• [Activity]: Search the records for the word "Current". Copy every line where it appears.

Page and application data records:

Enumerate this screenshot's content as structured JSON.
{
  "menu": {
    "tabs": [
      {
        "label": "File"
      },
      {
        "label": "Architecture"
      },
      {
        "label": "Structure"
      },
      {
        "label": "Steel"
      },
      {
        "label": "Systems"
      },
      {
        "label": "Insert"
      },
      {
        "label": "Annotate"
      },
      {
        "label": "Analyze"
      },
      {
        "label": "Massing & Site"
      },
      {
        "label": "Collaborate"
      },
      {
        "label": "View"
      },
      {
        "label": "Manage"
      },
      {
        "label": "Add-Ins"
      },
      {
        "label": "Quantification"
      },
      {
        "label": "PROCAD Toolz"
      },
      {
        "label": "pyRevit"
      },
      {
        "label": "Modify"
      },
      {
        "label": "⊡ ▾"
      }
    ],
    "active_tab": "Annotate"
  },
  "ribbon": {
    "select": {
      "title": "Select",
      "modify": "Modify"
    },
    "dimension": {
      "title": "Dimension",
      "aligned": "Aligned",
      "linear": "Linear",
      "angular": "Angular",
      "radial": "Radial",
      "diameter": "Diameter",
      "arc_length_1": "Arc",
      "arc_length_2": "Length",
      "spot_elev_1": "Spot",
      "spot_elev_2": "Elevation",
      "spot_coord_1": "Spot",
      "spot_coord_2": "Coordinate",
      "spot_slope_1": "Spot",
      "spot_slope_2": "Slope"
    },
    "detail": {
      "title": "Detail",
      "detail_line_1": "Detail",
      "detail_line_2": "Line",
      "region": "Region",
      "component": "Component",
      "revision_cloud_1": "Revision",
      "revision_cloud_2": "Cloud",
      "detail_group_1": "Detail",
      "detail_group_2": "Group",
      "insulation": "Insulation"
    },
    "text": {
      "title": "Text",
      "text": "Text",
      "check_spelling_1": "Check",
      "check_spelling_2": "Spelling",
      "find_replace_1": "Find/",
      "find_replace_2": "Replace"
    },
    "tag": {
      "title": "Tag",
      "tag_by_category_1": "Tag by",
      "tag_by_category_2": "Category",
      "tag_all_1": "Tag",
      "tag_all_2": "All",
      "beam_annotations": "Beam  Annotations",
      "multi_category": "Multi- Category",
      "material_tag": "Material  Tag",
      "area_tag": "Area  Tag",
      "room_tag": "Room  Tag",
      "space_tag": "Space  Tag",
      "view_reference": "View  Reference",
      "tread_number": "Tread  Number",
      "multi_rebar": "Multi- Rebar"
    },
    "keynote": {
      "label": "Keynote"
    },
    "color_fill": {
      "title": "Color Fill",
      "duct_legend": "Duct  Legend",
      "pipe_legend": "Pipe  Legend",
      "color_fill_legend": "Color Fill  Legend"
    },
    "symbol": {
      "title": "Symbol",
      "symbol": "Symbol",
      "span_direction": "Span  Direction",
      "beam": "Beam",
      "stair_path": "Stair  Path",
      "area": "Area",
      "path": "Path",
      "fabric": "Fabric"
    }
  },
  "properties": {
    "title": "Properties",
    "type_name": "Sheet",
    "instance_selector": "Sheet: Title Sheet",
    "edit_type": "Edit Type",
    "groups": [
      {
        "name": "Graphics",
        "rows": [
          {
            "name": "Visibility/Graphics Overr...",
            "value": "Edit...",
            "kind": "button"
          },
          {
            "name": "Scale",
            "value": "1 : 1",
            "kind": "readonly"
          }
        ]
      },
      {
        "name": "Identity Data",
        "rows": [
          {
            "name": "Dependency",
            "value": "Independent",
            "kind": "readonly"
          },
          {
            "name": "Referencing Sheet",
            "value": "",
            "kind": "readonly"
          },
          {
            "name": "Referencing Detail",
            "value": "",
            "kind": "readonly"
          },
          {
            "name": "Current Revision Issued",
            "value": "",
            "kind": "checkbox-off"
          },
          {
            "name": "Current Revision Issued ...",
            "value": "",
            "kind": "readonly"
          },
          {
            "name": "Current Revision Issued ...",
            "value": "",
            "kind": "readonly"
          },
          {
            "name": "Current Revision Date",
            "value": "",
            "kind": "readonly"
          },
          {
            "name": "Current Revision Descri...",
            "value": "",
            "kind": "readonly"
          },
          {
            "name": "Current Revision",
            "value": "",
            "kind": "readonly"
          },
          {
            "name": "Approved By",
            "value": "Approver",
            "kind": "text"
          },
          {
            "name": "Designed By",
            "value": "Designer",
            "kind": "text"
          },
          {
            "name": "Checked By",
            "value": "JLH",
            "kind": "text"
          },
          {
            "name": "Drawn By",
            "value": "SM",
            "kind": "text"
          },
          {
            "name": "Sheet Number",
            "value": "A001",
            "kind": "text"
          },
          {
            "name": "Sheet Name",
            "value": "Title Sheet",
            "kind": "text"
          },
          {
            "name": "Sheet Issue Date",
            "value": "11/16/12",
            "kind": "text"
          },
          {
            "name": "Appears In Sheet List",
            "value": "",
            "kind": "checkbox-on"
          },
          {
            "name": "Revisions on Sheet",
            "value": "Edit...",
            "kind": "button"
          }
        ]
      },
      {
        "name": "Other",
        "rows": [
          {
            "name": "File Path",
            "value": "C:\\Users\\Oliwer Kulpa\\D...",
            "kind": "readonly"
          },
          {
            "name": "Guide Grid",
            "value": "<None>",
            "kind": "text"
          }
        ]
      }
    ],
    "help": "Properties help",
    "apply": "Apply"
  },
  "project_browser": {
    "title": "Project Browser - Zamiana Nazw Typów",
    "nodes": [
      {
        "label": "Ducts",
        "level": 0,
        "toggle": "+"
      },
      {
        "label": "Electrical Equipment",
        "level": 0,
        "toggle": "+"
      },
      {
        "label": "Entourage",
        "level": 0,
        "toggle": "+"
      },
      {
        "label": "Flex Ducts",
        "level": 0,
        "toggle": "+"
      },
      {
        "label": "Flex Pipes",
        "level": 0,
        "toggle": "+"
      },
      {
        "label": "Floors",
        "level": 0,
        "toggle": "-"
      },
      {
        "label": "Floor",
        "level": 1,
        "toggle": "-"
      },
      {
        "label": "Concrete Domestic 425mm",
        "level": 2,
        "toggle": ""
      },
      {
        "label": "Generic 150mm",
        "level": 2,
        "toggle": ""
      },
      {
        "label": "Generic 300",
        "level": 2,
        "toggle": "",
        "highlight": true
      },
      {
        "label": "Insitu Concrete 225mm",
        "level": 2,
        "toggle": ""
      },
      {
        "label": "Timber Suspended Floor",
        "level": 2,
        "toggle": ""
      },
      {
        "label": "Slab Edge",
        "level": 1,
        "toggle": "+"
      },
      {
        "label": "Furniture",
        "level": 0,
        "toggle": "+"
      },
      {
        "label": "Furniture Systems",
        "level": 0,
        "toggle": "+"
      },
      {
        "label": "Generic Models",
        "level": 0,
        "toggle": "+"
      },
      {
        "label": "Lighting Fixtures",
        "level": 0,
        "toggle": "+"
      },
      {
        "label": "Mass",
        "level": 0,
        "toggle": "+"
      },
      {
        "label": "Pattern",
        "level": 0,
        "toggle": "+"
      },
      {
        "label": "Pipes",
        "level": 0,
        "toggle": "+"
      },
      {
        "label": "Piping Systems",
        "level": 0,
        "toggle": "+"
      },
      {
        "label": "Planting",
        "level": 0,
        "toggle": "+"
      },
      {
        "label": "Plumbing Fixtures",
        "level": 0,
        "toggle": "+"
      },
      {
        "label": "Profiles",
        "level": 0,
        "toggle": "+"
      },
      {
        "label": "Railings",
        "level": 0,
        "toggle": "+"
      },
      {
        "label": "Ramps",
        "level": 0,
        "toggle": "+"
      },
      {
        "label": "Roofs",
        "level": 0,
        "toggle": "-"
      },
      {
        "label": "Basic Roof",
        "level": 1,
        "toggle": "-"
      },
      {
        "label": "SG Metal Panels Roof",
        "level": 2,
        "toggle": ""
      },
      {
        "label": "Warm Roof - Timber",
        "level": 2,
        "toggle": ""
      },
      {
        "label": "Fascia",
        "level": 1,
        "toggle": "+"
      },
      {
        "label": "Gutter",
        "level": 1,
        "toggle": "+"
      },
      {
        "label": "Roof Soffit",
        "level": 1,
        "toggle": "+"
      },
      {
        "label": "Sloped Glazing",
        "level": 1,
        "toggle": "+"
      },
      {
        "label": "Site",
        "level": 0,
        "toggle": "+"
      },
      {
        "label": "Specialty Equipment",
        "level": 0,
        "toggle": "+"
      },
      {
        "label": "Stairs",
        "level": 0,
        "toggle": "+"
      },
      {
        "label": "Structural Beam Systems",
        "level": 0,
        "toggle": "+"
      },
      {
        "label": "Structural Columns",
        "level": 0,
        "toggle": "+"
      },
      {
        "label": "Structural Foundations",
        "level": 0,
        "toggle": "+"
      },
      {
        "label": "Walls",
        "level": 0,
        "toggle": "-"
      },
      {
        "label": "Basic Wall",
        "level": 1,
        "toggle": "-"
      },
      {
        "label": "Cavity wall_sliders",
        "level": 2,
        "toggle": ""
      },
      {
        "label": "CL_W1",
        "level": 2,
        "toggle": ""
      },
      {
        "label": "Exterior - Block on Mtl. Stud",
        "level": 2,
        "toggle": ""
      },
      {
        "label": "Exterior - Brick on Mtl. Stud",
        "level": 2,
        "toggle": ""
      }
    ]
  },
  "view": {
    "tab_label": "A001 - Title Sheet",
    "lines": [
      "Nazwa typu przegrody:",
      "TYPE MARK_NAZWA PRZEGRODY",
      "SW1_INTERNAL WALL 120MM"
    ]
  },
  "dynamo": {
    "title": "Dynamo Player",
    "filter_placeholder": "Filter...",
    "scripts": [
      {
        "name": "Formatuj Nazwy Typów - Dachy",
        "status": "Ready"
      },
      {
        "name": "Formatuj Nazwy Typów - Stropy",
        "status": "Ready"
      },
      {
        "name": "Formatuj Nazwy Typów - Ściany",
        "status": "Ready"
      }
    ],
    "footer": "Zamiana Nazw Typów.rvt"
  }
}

• [Task output]:
            "name": "Current Revision Issued",
            "name": "Current Revision Issued ...",
            "name": "Current Revision Issued ...",
            "name": "Current Revision Date",
            "name": "Current Revision Descri...",
            "name": "Current Revision",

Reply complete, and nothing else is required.